*** DATA LISTING ***

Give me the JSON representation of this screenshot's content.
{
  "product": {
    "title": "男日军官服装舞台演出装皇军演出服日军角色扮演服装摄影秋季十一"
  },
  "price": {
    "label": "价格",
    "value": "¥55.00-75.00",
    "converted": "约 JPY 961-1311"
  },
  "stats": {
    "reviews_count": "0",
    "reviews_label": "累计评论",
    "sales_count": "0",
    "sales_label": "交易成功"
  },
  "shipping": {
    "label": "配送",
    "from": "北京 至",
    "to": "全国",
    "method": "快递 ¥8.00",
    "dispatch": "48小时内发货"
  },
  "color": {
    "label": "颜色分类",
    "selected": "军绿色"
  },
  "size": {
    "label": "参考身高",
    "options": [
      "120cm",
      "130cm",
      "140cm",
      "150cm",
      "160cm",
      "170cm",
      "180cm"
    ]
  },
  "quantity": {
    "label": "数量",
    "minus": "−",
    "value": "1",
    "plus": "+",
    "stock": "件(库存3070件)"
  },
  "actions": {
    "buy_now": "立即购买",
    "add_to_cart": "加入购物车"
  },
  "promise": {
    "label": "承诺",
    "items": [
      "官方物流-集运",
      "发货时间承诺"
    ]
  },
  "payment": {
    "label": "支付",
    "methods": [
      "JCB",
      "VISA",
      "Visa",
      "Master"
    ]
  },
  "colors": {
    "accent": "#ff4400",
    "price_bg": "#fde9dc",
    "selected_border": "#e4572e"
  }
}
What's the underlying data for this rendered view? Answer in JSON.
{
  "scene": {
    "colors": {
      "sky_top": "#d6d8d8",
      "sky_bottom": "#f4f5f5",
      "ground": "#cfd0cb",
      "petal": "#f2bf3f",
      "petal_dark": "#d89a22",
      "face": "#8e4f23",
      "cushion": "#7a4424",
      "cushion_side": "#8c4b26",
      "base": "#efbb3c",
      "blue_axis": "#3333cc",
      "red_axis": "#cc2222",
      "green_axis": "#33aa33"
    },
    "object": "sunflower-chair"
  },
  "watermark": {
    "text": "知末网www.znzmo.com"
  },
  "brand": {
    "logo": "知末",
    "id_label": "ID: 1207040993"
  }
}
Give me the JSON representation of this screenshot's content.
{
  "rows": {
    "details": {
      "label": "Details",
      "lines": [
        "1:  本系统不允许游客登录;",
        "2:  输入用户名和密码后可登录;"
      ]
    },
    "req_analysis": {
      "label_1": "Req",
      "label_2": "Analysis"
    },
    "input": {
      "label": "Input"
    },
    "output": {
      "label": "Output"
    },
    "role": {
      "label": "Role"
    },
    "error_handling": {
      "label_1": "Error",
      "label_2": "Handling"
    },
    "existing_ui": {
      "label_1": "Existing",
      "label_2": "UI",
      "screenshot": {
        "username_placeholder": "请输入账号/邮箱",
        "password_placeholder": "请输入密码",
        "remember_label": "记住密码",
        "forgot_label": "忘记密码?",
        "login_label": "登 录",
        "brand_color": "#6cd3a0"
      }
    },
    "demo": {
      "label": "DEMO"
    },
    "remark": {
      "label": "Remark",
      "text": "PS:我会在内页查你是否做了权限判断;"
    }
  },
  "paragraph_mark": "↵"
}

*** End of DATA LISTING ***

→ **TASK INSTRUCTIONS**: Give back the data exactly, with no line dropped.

→ **ANSWER SPACE**:
Give me the JSON representation of this screenshot's content.
{
  "product": {
    "title": "男日军官服装舞台演出装皇军演出服日军角色扮演服装摄影秋季十一"
  },
  "price": {
    "label": "价格",
    "value": "¥55.00-75.00",
    "converted": "约 JPY 961-1311"
  },
  "stats": {
    "reviews_count": "0",
    "reviews_label": "累计评论",
    "sales_count": "0",
    "sales_label": "交易成功"
  },
  "shipping": {
    "label": "配送",
    "from": "北京 至",
    "to": "全国",
    "method": "快递 ¥8.00",
    "dispatch": "48小时内发货"
  },
  "color": {
    "label": "颜色分类",
    "selected": "军绿色"
  },
  "size": {
    "label": "参考身高",
    "options": [
      "120cm",
      "130cm",
      "140cm",
      "150cm",
      "160cm",
      "170cm",
      "180cm"
    ]
  },
  "quantity": {
    "label": "数量",
    "minus": "−",
    "value": "1",
    "plus": "+",
    "stock": "件(库存3070件)"
  },
  "actions": {
    "buy_now": "立即购买",
    "add_to_cart": "加入购物车"
  },
  "promise": {
    "label": "承诺",
    "items": [
      "官方物流-集运",
      "发货时间承诺"
    ]
  },
  "payment": {
    "label": "支付",
    "methods": [
      "JCB",
      "VISA",
      "Visa",
      "Master"
    ]
  },
  "colors": {
    "accent": "#ff4400",
    "price_bg": "#fde9dc",
    "selected_border": "#e4572e"
  }
}
What's the underlying data for this rendered view? Answer in JSON.
{
  "scene": {
    "colors": {
      "sky_top": "#d6d8d8",
      "sky_bottom": "#f4f5f5",
      "ground": "#cfd0cb",
      "petal": "#f2bf3f",
      "petal_dark": "#d89a22",
      "face": "#8e4f23",
      "cushion": "#7a4424",
      "cushion_side": "#8c4b26",
      "base": "#efbb3c",
      "blue_axis": "#3333cc",
      "red_axis": "#cc2222",
      "green_axis": "#33aa33"
    },
    "object": "sunflower-chair"
  },
  "watermark": {
    "text": "知末网www.znzmo.com"
  },
  "brand": {
    "logo": "知末",
    "id_label": "ID: 1207040993"
  }
}
Give me the JSON representation of this screenshot's content.
{
  "rows": {
    "details": {
      "label": "Details",
      "lines": [
        "1:  本系统不允许游客登录;",
        "2:  输入用户名和密码后可登录;"
      ]
    },
    "req_analysis": {
      "label_1": "Req",
      "label_2": "Analysis"
    },
    "input": {
      "label": "Input"
    },
    "output": {
      "label": "Output"
    },
    "role": {
      "label": "Role"
    },
    "error_handling": {
      "label_1": "Error",
      "label_2": "Handling"
    },
    "existing_ui": {
      "label_1": "Existing",
      "label_2": "UI",
      "screenshot": {
        "username_placeholder": "请输入账号/邮箱",
        "password_placeholder": "请输入密码",
        "remember_label": "记住密码",
        "forgot_label": "忘记密码?",
        "login_label": "登 录",
        "brand_color": "#6cd3a0"
      }
    },
    "demo": {
      "label": "DEMO"
    },
    "remark": {
      "label": "Remark",
      "text": "PS:我会在内页查你是否做了权限判断;"
    }
  },
  "paragraph_mark": "↵"
}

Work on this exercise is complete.